Released in 2018, Mr. Gay convinced a state’s attorney of an unjust consecutive sentence. He became a leading advocate for limiting solitary confinement in Illinois. However, in May 2019, he was arrested during a traffic stop, charged with illegal possession of a firearm, and accused of attempting to flee. Activists argue that these charges lack evidence, alleging police discrimination and setup.

Despite no physical evidence linking Mr. Gay to the gun, he faced trial twice, with the second resulting in conviction by an all-White jury on May 19. Prominent activist Angela Davis stands with those rallying behind Mr. Gay. They believe the motive was to send Mr. Gay back to prison, where he alleges, he was tortured in solitary confinement while living with untreated mental illness. This case both highlights the concern of racial bias within the justice system and has drawn attention to unjust incarceration and mistreatment of mentally ill individuals.

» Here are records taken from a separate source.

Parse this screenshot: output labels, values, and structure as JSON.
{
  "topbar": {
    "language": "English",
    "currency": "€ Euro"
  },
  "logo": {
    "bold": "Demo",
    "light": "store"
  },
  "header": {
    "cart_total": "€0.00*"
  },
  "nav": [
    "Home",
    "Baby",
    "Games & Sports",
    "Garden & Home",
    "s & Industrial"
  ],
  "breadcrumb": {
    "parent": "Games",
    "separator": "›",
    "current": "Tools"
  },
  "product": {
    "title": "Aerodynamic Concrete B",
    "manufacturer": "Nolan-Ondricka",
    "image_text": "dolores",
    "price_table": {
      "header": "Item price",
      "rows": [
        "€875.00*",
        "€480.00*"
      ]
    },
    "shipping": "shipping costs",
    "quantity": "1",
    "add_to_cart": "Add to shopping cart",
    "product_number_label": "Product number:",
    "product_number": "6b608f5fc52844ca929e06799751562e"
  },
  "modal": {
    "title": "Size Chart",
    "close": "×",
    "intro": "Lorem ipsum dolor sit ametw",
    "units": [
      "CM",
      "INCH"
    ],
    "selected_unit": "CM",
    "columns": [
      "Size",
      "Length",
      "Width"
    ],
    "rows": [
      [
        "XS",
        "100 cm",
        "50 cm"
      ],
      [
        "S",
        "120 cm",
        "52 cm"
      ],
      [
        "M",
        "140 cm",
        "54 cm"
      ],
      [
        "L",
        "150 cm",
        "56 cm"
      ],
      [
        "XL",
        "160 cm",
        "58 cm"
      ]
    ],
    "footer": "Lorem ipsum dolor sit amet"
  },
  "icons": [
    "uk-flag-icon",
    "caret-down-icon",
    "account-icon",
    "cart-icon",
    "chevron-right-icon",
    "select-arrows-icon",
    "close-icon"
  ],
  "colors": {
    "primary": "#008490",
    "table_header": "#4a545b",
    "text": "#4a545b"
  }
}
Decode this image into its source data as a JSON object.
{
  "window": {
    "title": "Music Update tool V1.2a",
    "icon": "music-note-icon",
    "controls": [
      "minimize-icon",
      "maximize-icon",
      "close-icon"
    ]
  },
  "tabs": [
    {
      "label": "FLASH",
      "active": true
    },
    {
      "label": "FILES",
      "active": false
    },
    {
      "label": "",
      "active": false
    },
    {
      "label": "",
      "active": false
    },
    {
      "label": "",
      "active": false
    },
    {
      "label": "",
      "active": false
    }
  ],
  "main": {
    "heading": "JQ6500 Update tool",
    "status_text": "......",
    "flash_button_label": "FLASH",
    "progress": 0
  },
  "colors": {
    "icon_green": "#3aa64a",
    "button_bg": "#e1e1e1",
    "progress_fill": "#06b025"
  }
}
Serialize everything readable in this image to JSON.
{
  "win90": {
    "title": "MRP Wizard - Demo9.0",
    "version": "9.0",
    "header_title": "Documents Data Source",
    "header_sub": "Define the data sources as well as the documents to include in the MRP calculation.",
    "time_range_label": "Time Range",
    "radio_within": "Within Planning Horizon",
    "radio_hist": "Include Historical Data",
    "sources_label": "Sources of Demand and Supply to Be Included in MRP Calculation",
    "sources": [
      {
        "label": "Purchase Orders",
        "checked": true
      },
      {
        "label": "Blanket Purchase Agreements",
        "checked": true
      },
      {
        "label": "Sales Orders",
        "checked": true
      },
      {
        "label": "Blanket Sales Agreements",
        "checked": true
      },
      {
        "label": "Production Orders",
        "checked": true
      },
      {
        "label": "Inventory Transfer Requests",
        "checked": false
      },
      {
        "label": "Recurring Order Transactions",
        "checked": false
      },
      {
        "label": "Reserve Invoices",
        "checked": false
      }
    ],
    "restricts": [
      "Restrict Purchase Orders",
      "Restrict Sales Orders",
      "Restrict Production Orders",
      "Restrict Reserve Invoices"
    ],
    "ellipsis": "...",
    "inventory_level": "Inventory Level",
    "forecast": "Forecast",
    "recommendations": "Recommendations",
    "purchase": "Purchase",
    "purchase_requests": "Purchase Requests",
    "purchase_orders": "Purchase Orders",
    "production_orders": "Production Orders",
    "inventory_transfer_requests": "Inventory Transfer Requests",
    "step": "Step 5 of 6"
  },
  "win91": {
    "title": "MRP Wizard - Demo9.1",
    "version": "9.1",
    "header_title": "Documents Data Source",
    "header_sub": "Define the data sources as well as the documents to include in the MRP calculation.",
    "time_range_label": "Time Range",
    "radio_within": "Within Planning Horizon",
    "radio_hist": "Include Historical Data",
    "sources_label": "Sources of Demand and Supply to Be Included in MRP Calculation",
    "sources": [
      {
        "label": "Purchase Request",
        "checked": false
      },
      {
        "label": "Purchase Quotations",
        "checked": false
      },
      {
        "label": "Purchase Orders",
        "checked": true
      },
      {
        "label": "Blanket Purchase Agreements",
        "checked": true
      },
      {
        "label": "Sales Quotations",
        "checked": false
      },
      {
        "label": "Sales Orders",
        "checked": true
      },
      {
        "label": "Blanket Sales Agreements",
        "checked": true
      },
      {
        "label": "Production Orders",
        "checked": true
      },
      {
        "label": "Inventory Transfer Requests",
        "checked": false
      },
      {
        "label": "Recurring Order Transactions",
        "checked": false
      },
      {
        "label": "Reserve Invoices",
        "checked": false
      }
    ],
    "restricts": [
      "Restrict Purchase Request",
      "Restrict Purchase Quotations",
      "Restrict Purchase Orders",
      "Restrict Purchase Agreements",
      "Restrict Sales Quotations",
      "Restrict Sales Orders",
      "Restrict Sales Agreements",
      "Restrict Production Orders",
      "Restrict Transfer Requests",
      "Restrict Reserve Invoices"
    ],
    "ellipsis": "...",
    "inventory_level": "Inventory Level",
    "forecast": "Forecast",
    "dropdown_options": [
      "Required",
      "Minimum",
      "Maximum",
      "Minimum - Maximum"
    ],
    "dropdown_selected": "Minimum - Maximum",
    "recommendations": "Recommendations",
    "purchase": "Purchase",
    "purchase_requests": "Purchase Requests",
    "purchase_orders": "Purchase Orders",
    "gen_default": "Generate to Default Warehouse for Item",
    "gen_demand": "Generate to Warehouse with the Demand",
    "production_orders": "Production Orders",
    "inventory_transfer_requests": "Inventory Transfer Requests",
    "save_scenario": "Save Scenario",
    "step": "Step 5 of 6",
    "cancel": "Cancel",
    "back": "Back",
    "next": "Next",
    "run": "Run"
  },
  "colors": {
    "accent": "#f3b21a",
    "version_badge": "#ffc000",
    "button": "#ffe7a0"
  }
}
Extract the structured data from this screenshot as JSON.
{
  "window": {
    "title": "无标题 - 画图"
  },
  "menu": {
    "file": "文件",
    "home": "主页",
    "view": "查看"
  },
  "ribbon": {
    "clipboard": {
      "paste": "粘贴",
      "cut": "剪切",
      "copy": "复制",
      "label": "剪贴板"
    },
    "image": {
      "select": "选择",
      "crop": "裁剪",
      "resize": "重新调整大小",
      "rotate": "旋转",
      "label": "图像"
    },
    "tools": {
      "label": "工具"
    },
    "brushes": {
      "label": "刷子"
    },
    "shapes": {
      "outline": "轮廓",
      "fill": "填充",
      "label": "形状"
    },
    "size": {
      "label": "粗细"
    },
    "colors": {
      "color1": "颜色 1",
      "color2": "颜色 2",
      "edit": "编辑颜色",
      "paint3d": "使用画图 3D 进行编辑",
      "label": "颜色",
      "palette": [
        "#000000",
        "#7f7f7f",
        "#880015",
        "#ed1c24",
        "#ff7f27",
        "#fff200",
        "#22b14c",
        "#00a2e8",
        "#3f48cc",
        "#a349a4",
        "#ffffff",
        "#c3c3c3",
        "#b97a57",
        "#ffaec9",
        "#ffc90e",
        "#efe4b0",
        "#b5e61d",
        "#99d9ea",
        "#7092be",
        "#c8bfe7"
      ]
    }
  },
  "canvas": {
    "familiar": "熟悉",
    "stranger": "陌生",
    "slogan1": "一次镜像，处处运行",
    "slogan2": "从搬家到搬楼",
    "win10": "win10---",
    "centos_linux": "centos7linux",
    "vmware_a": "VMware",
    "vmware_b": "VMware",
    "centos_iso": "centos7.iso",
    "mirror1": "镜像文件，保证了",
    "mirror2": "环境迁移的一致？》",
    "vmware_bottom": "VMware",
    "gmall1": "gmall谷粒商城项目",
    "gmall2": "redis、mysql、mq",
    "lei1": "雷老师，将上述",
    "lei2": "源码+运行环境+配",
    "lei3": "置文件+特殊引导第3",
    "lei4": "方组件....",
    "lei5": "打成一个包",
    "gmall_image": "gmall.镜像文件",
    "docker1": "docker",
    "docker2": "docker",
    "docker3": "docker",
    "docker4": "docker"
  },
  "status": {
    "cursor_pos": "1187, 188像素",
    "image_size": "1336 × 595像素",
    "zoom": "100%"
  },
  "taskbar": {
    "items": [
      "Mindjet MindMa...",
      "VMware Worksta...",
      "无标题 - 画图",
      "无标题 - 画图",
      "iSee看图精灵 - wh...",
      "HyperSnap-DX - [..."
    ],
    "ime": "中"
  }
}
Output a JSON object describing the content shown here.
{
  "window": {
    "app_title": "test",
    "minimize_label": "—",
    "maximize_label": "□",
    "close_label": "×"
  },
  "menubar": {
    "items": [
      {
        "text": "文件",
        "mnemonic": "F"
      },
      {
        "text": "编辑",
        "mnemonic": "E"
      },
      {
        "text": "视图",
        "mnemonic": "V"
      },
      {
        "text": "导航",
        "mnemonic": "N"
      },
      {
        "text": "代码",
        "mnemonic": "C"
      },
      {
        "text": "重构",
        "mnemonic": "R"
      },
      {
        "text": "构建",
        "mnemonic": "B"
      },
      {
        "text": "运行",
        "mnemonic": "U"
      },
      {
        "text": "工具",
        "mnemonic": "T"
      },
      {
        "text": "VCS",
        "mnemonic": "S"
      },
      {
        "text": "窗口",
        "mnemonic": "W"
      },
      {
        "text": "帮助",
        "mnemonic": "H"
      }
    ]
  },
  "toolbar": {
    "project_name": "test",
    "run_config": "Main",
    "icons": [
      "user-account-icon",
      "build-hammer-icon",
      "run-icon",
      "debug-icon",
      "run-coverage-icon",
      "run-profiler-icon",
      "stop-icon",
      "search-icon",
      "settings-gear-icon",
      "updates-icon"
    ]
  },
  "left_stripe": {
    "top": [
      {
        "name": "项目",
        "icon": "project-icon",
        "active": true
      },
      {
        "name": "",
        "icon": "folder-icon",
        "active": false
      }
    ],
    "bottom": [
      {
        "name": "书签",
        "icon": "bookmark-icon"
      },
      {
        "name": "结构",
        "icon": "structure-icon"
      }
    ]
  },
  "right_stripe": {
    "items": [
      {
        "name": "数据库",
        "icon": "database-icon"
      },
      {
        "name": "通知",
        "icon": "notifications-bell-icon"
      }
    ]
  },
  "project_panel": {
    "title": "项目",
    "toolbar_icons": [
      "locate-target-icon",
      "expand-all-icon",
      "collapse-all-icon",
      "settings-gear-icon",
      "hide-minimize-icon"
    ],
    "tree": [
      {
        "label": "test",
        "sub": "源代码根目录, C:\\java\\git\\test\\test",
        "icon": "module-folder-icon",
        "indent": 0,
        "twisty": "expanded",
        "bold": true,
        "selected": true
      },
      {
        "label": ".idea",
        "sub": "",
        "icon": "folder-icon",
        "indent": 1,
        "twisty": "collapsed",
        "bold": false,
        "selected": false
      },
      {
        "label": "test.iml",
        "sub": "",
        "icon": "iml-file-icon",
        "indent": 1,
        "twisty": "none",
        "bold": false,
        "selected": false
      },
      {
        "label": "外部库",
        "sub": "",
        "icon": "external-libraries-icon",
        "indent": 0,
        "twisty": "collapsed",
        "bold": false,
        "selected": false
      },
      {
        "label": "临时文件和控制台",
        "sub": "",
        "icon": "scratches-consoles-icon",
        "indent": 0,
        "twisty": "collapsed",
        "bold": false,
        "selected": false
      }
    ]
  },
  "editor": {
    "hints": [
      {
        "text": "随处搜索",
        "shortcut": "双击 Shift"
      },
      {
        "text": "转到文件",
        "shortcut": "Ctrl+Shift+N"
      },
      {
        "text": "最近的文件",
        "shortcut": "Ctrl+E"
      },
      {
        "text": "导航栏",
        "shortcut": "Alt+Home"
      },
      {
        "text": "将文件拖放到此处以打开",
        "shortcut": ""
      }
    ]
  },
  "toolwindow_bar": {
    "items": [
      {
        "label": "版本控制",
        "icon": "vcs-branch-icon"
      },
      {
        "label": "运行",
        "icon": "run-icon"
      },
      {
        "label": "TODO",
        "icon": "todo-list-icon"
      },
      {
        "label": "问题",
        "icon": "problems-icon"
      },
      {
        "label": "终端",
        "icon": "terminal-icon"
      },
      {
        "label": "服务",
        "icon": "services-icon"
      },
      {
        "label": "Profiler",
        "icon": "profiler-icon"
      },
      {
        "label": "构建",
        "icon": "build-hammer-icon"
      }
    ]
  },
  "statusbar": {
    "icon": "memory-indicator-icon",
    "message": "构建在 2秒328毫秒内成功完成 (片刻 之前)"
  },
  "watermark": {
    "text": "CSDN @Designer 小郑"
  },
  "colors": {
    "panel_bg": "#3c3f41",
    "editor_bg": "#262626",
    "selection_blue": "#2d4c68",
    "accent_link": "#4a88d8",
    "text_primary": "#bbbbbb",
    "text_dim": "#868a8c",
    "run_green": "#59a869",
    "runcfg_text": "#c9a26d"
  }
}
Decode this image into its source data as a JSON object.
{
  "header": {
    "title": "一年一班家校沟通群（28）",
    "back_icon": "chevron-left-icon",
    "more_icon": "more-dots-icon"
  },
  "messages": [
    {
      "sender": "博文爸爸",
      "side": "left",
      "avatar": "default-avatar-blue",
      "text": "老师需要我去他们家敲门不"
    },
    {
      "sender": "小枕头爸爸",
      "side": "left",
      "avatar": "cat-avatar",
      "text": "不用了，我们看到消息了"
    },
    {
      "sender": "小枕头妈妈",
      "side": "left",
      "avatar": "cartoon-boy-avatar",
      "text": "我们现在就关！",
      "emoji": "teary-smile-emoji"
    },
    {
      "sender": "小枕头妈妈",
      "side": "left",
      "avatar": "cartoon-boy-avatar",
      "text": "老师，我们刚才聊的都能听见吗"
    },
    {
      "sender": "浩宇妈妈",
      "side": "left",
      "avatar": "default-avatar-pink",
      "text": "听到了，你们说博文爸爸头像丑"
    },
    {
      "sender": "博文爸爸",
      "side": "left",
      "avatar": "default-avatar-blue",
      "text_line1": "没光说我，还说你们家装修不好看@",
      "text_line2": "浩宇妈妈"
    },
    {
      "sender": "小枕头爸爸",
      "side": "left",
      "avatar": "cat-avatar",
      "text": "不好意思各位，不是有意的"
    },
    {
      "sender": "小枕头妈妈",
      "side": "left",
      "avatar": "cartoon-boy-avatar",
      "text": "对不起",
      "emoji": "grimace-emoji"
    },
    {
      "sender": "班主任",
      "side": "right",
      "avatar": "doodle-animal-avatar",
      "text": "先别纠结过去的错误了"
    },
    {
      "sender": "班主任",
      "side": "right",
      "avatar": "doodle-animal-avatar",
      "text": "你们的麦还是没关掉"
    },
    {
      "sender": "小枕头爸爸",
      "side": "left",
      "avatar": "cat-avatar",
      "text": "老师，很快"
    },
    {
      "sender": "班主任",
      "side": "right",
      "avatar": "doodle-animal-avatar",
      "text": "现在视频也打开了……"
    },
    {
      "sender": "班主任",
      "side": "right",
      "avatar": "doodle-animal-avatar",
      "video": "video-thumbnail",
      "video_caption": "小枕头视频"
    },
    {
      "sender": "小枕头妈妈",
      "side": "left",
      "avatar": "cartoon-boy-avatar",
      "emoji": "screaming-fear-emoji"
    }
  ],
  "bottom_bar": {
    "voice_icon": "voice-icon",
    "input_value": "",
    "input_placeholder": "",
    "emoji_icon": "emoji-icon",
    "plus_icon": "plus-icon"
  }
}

Attendees learned about Michael Minnifield who is serving a 54-year sentence for a murder his sister, Alicia Gill says he is innocent of. She’s been speaking out against the inhumane conditions and ill-treatment of her brother at Menard Correctional Center. “All we are asking for is a transfer to anywhere,” she said.

Brothers Sean Tyler and Reginald Henderson were tortured in their teens and convicted without any physical evidence or witnesses and spent 25 years and 26 years and nine months in prison. Their presiding judge raised funds for the late police commander and torturer Jon Burge, said Mr. Henderson.

The brothers spoke about their plight and urged people to support their fight to completely clear their name so they can move on with their lives. After serving nearly three decades in prison, they were finally exonerated, but prosecutors still refuse to clear their names and back a certificate of innocence.

In 2016, Pierre Loury, 16, was killed by Chicago Police in the North Lawndale neighborhood. His great aunt, said Arewa Karen Winters, and family started ​“The 411 Movement for Pierre Loury​” and joined the call for justice and police reform. “One of our first responses is fight or flight.

My nephew ran and was shot jumping over the fence. Police said he had a gun but forensics told us otherwise. CPD retaliates against families. We have to be clear about the power we have as district councilors,” said Arewa Karen Winter, a newly elected district councilor.

The family of Reginald Clay Jr. spoke out about his death at the hands of police. An officer shot 24-year-old Reginald Clay Jr. after a brief chase in April. CPD has not answered questions about why officers approached Clay or why an officer chased him despite a year-long city ordinance against foot chases. 

“My son had no record and he was targeted by the police. It’s a shame that you need to do all this just to get the police arrested. We are here to give Reginald justice,” said Reginald Clay Sr.

The Chicago Alliance urges Governor J.B. Pritzker to pardon more than 150 known Black and Latino survivors of Chicago police torture and to help bring to justice the 80 known police officers implicated in torture.